Why you should do a teacher training — even if you don’t want to teach
One part of the Bikram-Yoga to the People lawsuit story we posted yesterday that caught my eye had zero to do with the lawsuit, the business of yoga or how many swear words Bikram can use in one newspaper article.
It was the tale of Yoga to the People’s Greg Gumucio’s teacher training experience with Bikram.
Here’s the part I’m talking about (and a link to yet another alt weekly running the piece, this time the LA Weekly):
They first met in Los Angeles in 1996. Gumucio had quit his job as a Seattle radio announcer and moved to L.A., somewhat on a whim. He’d taken only three Bikram classes when his sister convinced him to enroll with her in the teacher training program.
That first day, he attempted to stand in the half-moon pose, his feet together, arms pressed tight overhead, torso stretched to the right. Ideally, the body curves into an upside-down L shape, which requires the sides of the body to stretch further than feels humanly possible and leaves one’s abdomen shaking. Yet the novice strained to tilt more than a few inches to the side. As his eyes focused on his posture in the mirror, Gumucio says, Bikram approached him from behind.

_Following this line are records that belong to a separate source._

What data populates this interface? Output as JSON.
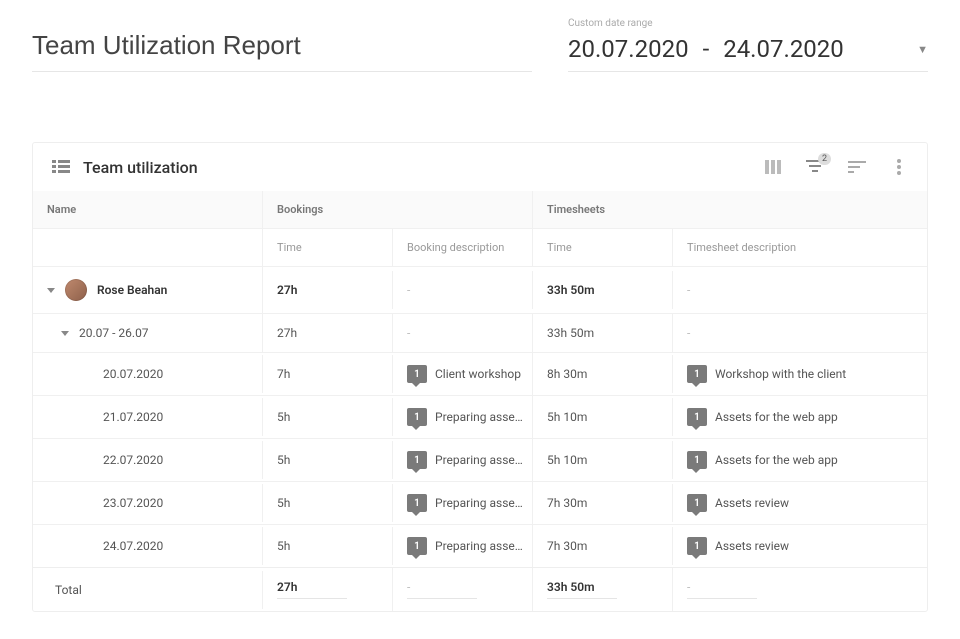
{
  "header": {
    "report_title": "Team Utilization Report",
    "date_range_label": "Custom date range",
    "date_start": "20.07.2020",
    "date_sep": "-",
    "date_end": "24.07.2020"
  },
  "card": {
    "title": "Team utilization",
    "filter_badge": "2"
  },
  "columns": {
    "name": "Name",
    "bookings": "Bookings",
    "timesheets": "Timesheets",
    "booking_time": "Time",
    "booking_desc": "Booking description",
    "timesheet_time": "Time",
    "timesheet_desc": "Timesheet description"
  },
  "chip_label": "1",
  "dash": "-",
  "person": {
    "name": "Rose Beahan",
    "booking_time": "27h",
    "timesheet_time": "33h 50m"
  },
  "week": {
    "label": "20.07 - 26.07",
    "booking_time": "27h",
    "timesheet_time": "33h 50m"
  },
  "days": [
    {
      "date": "20.07.2020",
      "b_time": "7h",
      "b_desc": "Client workshop",
      "t_time": "8h 30m",
      "t_desc": "Workshop with the client"
    },
    {
      "date": "21.07.2020",
      "b_time": "5h",
      "b_desc": "Preparing asse…",
      "t_time": "5h 10m",
      "t_desc": "Assets for the web app"
    },
    {
      "date": "22.07.2020",
      "b_time": "5h",
      "b_desc": "Preparing asse…",
      "t_time": "5h 10m",
      "t_desc": "Assets for the web app"
    },
    {
      "date": "23.07.2020",
      "b_time": "5h",
      "b_desc": "Preparing asse…",
      "t_time": "7h 30m",
      "t_desc": "Assets review"
    },
    {
      "date": "24.07.2020",
      "b_time": "5h",
      "b_desc": "Preparing asse…",
      "t_time": "7h 30m",
      "t_desc": "Assets review"
    }
  ],
  "total": {
    "label": "Total",
    "booking_time": "27h",
    "timesheet_time": "33h 50m"
  }
}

“What the hell are you doing here?” the teacher asked quietly.
Gumucio smiled. “Well, I’m here to do your teacher training.”
Their eyes locked in the mirror, Gumucio still struggling to bend his body sideways. “Good luck,” Bikram said, giving him a look of slight disgust before moving on.
Now, aside from the nasty comments from Bikram, this pretty well sums up my week in Tulum with Tim Miller. (Not to mention the two weeks in Mt. Shasta with him during the past two summers.) I still can’t get my heels down in downdog — it’s true — but I’ve taken a teacher training.
I have zero intent to teach. I’d probably be laughed out of any yoga studio where I offered up my services. (Except for a “laughing yoga” studio, which would probably just stare coolly at me.)
But the teacher training was invaluable for the development of my practice. You’ve probably heard some version of that statement. You see it in the descriptions of teacher trainings: “Appropriate for those just wanting to deepen their practice.”
Well, that statement’s true. And here’s precisely why, and why you should consider a teacher training even if, like me, you don’t plan to teach. (Note: This assumes you’ll be doing a good teacher training, such as Richard Freeman’s month-long intensive, which begins Monday.)
You learn what the poses are supposed to be, even if they are beyond the range of your body and flexibility and strength. Even more specifically, and in many cases the best reason to take one of these trainings: You learn what teachers are trying to do to you when they adjust you. You’ll know where they are leading you, what position they are encouraging you towards.
Especially if you’re stiff, like me, or still feel too weak to really get deeply into poses, this couldn’t be more valuable.
Since Tulum, and since the various “Asana Doctor” afternoons I’ve spent around Tim, I know what is expected of me when I get adjusted. I know where, in an ideal world where I have Richard Freeman’s body, my head should be going, my hands should be located, my dristi should be.
I’m able to move properly with the adjustment and thus get the most out of it.
There’s no way I’d know that on my own. And reading about the poses or seeing them on video only can take you so far. At a teacher training, you’re learning about the poses as you get adjusted or watch someone learning an adjustment.
It’s — oh, how I hate to put it this way — literally hands-on learning.
You learn the goal of the poses, and if it’s a good teacher training, you also learn that the goal isn’t the objective, after all.
Posted by Steve